Part 3 of 2017 Oct Dividend List

Perhaps the name to highlight in Part 3 would be Harley Davidson. This is a unique brand that has strong appeal to all bikers and its brand image, I would argue, goes beyond motorcycles and is attractive in a few ways. Harley Davidson stands at the pinnacle of motorbikes much like Rolls Royce is known as the most prestigious car every built. It is also analogous to Johnnie Walker Blue Label for whiskey and Patek Philippe for watches. Every biker's dream is to ride or own a Harley Davidson someday. But unfortunately, the draconian traffic regulations and hot weather makes that very much less appealing in sunny Singapore.

Nevertheless, Harley sells 250,000 bikes globally and has a target to reach 50% non-US sales by 2027 (currently at 37%). It has 50-60% market share in the luxury bike segment and generates a significant portion of its earnings from merchandise, customization and financing. These are recurring revenue streams. Harley riders are a unique bunch that won't mind spending a lot on their bikes even when they need to borrow money to achieve that. But there is a limit to such behaviour. Bike unit sales had dropped for the last few years as a result of the collapse of the oil and gas industry (which somehow has a disproportionately high number of Harley riders in the US) and the general weakness of the global economy had squeezed this segment of the population - the disenfranchised workers that would want to own or already owning Harleys. However with such a strong brand name, Harley should bounce back with a vengeance. Having said that, I am adopting a wait-and-see for this stock since there are more interesting names to buy globally. (To be revealed below)

Part 4 of 2017 Oct Dividend List

In the last part of this list, we see a few Singapore names, SATS, M1, UMS, Silverlake, KSH, Cogent and Zhongmin Baihui. Some of these names were discussed briefly in the past but given their small market caps, it would be always be high risk and high return. Much higher than we like it to be. Today, we shall talk a bit more about SATS which had been on this list on and off for many years. There was also a previous discussion in 2016. I had the opportunity to study more about this stock recently and had also visited the newly open T4! Hence it might be timely to give a quick update.

SATS' business is about delivering prepared food in Singapore. It had done a tremendous job in Changi and had expanded quite aggressively to other peripheral markets. It also has some business in Japan and most importantly, it delivers food to the Singapore Armed Forces. There are some issues with the quality of food as every male who had been through army would know, but hey, that's good for investors because recruits can never complain! But the biggest issue facing SATS is always labour cost. It is highly labour intensive and had been squeezed by the clampdown on foreign labour.

The company spins a good story with regard to how it has automated its processes, insofar mitigated the cost of higher labour. In the new Terminal 4, it's all about automated baggage check-in functionality and robot deliveries. These are visuals that sticks and investors appreciate the story better. A good PR and investor relations team is able to add 1-2x multiple premium to a stock! SATS would be in the top quartile in Singapore when in comes to investor relations.

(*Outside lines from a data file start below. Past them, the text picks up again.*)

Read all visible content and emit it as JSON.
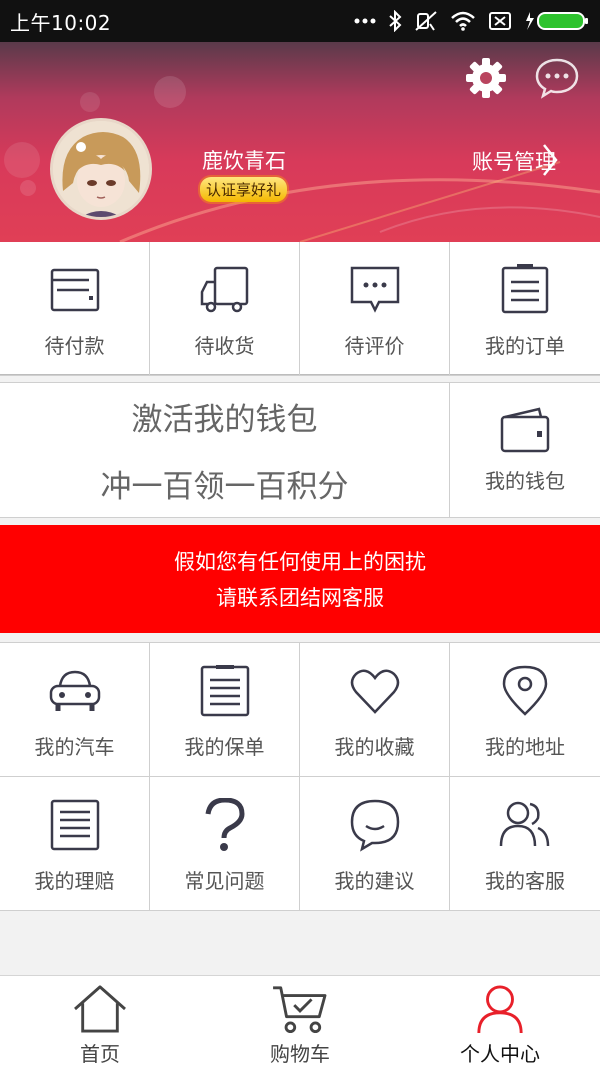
{
  "status_bar": {
    "time": "上午10:02"
  },
  "header": {
    "settings_icon": "gear-icon",
    "message_icon": "chat-bubble-icon",
    "user_name": "鹿饮青石",
    "badge": "认证享好礼",
    "account_link": "账号管理"
  },
  "orders": [
    {
      "label": "待付款",
      "icon": "card-icon"
    },
    {
      "label": "待收货",
      "icon": "truck-icon"
    },
    {
      "label": "待评价",
      "icon": "comment-icon"
    },
    {
      "label": "我的订单",
      "icon": "clipboard-icon"
    }
  ],
  "wallet": {
    "promo_line1": "激活我的钱包",
    "promo_line2": "冲一百领一百积分",
    "label": "我的钱包",
    "icon": "wallet-icon"
  },
  "support": {
    "line1": "假如您有任何使用上的困扰",
    "line2": "请联系团结网客服",
    "color": "#ff0000"
  },
  "services": [
    {
      "label": "我的汽车",
      "icon": "car-icon"
    },
    {
      "label": "我的保单",
      "icon": "document-icon"
    },
    {
      "label": "我的收藏",
      "icon": "heart-icon"
    },
    {
      "label": "我的地址",
      "icon": "location-pin-icon"
    },
    {
      "label": "我的理赔",
      "icon": "list-doc-icon"
    },
    {
      "label": "常见问题",
      "icon": "question-icon"
    },
    {
      "label": "我的建议",
      "icon": "smile-bubble-icon"
    },
    {
      "label": "我的客服",
      "icon": "users-icon"
    }
  ],
  "tabs": [
    {
      "label": "首页",
      "icon": "home-icon"
    },
    {
      "label": "购物车",
      "icon": "cart-icon"
    },
    {
      "label": "个人中心",
      "icon": "person-icon",
      "active": true,
      "color": "#e8202a"
    }
  ]
}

In terms of fundamentals, the firm had also delivered. CEO Alex Hungate had done a great job and we have seen operating margins maintained at 10-13% for the last few years. The company had also delivered revenue and profit growth, which explained the stark contrast between SIA Engineering which had not seen revenue and profit growth for many years. However both stands to benefit from Singapore becoming an aerospace hub with more flights in and out of the country.

Given the strong share price performance over the last 18 months, I would advise buying if only it corrects a good 15-20% from here. SIA Engineering or ST Engineering with a c.5% dividend yields  look like better bets! So that's all for this year's October list!

Here's the past lists: